First Observation: Chasing Trends Versus Being Demand Driven
Imagine that for the past 20 years you have been laboring under the hood of your region’s economy, working with local industries, educators, and other leaders to craft better strategies, develop the workforce, and encourage business in the region. Let’s also say that a lot of the folks you have been working with represent companies and industries that have been around for a long time, and thus are extremely well established and represent large numbers of jobs and earnings for the region.
Now, if you remember, during the ’90s there was this thing called the “dot-com bubble.” Dot-coms grabbed a lot of attention all over the country and were generally accepted as being the next big thing. As a result, many regional developers tried to get into the game, and some failed miserably. When the bubble burst, many were left empty-handed and embarrassed that they had essentially just wasted a lot of the public’s time, energy, and money on something that they frankly didn’t understand or have any real reason (in a regional context) to be pursuing. In addition, local stakeholders (e.g., business leaders) most likely had a hint of “told-you-so” about the whole thing and were a bit irritated that their own business interests were overshadowed by some “Johnny-come-lately.” The pain of that sort of lesson sticks and taught developers to be skeptical of trends that could lead the community down the wrong development path. In more recent times we have seen the mortgage bubble burst, and a lot of people are wary of any sort of fast trend full of great promises.
As a result, many are more willing to take a wait-and-see attitude before they start investing public resources toward something new. In some ways, this is where we are with green. So its not all that surprising that green is being met with skepticism by some local planners, who can and should be rigorously dedicated to spending their dollars wisely and only on things that will advance their region’s businesses and people. This dedication seems to come from the fact that:
- The mission statements of things like community colleges, workforce boards, and economic development organizations are essentially to be “demand-driven” and in touch with needs of the local community,
- When you live and work in a specific community, you actually begin to identify with its needs and interests. These needs and interests can and will run strong (think of the Rust Belt or communities that depend on agriculture), and
- Much of the motivation for regional development can be traced back to the needs of local industry. The activities, interests, and employment of local industries directly and indirectly drive much of the employment and earnings in an area (the concept of an economic base). This is where many colleges and workforce boards are focused.

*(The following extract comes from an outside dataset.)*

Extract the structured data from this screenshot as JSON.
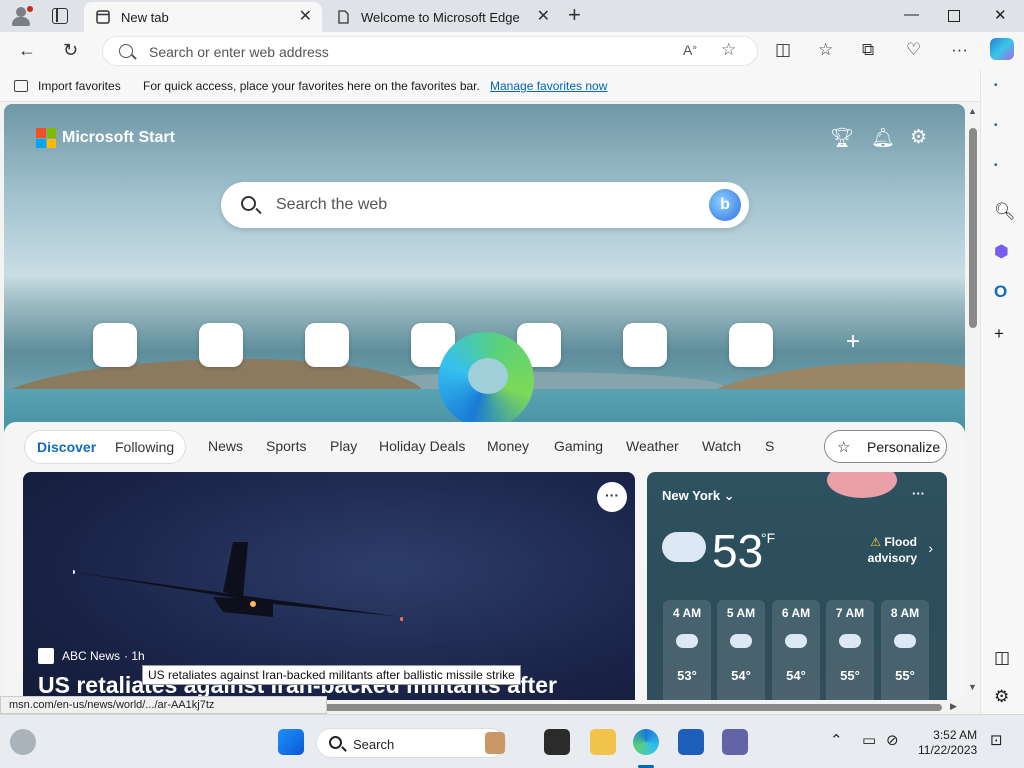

Now, the basic problem with making something like a workforce board invest its resources into an emerging sector or a new policy, such as green, is that there simply isn’t the demand, the number of jobs, or the background to justify the efforts. Workforce boards tend to focus on the thickest part of the pyramid, and as industries grow and start to offer more opportunities, workforce professionals can begin to focus and justify their efforts. This is why WIBs and community colleges typically focus on sectors like manufacturing and health care. There are many companies, a lot of demand, and tons of middle-skilled jobs to be had. In a recent blog post, we explored the top job openings by occupations for three major metros. Across the board, we found that the greatest need was for computer specialists, nurses, accountants, software engineers, sales and marketing managers, and customer service reps—not exactly green jobs. These are areas that workforce professional will tend to focus.
Trends will come and go, and the challenge for the regional developer is to evaluate what makes the most sense for the region. Local planners should therefore understand what sectors “drive” the economy, and they should become familiar with how policies and spending plans might impact those industries. It is also important to determine how current development efforts can be augmented or supported by the green movement. If green policy is going to have a big impact on the economic drivers in the economy, then it’s going to be important to be familiar with “how.” Finally, familiarity with green policy will help local business leaders who might also be confused or concerned about the issue.